ROMNEY: America still is great, but we have alot of people suffering. We have people that are underemployed that shouldn’tbe, unemployed that shouldn’t be. Home values continue to go down. We have the median income in this country has declined 10 percent in the last four years.

We’re still a great nation, but a great nation doesn’t have so many people suffering. And I’m running in part because I have experience in how the economy works. And I want to use that experience to get people working again, to get our economy working again.

And the idea to get our economy working is not to have the government play a more intrusive role in how our economy works, but instead to do the seven things that always get an economy going: get taxes competitive, regulation as modest as possible and modernized, get ourselves energy independent, open up trade with other nations and crack down oncheaters, make sure we don’t have crony capitalism — that’s what we have goingon right now — build human capital through education, and also finally balance the budget.

People will not invest in an economy and create new jobs if they think we’re going to hit a Greece-like wall. I will do those seven things and get America working 


Ron Paul

SMITH: Congressman Paul, Florida’s Everglades provide one in three Floridians with their drinking water. It affects thousandsof jobs. Right now, there’s a — there’s a joint federal-state program to savewhat’s left of the Everglades. Would you commit to continuing that federal financing of the Everglades preservation?

REPRESENTATIVE RON PAUL (R-TX): Sure. I — I don’t see any reason to go after that. I would still look into the details on whether that could be a state issue or not.

But with all the wars going on, and the economy is in shambles, as it is, and the unemployment, to — to worry about dealing with that program, we could do it in a theoretical sense. But I would see no reason to, you know, complicate things. But I wouldn’t have any desire to interfere with that.

SMITH: At this point, we’ll take another break. We’ll return from Tampa with this line of questioning right after this.

* * *


WILLIAMS: Congressmen Paul, are the two men inthe middle [Gingrich and Romney] insufficiently conservative for you?

PAUL: Well, I think the problem is, is nobody has defined what being conservative means.

WILLIAMS: Go ahead.

PAUL: And I think that is our problem.

Conservative means we have a smaller government and more liberty. And yet, if you ask, what have we done? I think we have lost our way.

Our rhetoric is still pretty good, but when we get in charge, we expand the government. You talk about Dodd-Frank, but we gave Sarbanes-Oxley. We gave debts as well, you know, when we’re in charge.

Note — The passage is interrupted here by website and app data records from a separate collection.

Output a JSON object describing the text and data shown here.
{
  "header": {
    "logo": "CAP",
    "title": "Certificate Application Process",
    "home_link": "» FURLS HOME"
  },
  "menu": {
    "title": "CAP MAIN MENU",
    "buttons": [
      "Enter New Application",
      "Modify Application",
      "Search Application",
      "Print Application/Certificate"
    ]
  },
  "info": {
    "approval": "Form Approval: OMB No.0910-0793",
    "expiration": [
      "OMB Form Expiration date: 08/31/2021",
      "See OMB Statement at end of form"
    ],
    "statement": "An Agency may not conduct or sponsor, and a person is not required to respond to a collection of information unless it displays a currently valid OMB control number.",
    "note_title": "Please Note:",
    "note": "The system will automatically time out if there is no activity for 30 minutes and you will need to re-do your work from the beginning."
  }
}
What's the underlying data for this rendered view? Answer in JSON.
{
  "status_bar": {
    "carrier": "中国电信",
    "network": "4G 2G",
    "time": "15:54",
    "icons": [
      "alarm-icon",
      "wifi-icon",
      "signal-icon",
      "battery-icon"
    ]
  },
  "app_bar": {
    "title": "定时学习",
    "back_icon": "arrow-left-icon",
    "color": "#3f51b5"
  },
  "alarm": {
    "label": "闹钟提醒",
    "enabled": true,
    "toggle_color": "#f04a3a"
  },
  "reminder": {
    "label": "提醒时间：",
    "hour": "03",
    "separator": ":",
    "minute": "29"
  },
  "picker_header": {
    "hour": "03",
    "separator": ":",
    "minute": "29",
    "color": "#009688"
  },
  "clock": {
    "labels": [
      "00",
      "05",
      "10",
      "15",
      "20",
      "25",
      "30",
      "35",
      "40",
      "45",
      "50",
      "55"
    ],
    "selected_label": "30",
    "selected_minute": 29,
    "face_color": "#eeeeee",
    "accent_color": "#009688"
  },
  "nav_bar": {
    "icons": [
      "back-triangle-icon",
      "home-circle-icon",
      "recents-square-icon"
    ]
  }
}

So, if it means limited government, you have toask the basic question, what should the role of government be? The founders asked that question, had a revolution and wrote a Constitution. And they said the role of government ought to be to protect liberty.

It’s not to run a welfare state and not to be the policemen of the world. And so if you’re a conservative, how can you be conservative and cut food stamps, but you won’t cut spending overseas? There is not a nickel or a penny that anybody will cut on the conservative side,overseas spending. And we don’t have the money.

They are willing to start more wars. So, I say,if you’re conservative, you want small government across the board, especially in personal liberty. What’s wrong with having the government out of our personal lives? So, this is what — we have to decide what conservative means,what limited government means.

And I have a simple suggestion. We have a prettygood guide, and if we follow the Constitution, government would be very smalland we would all be devoted conservatives.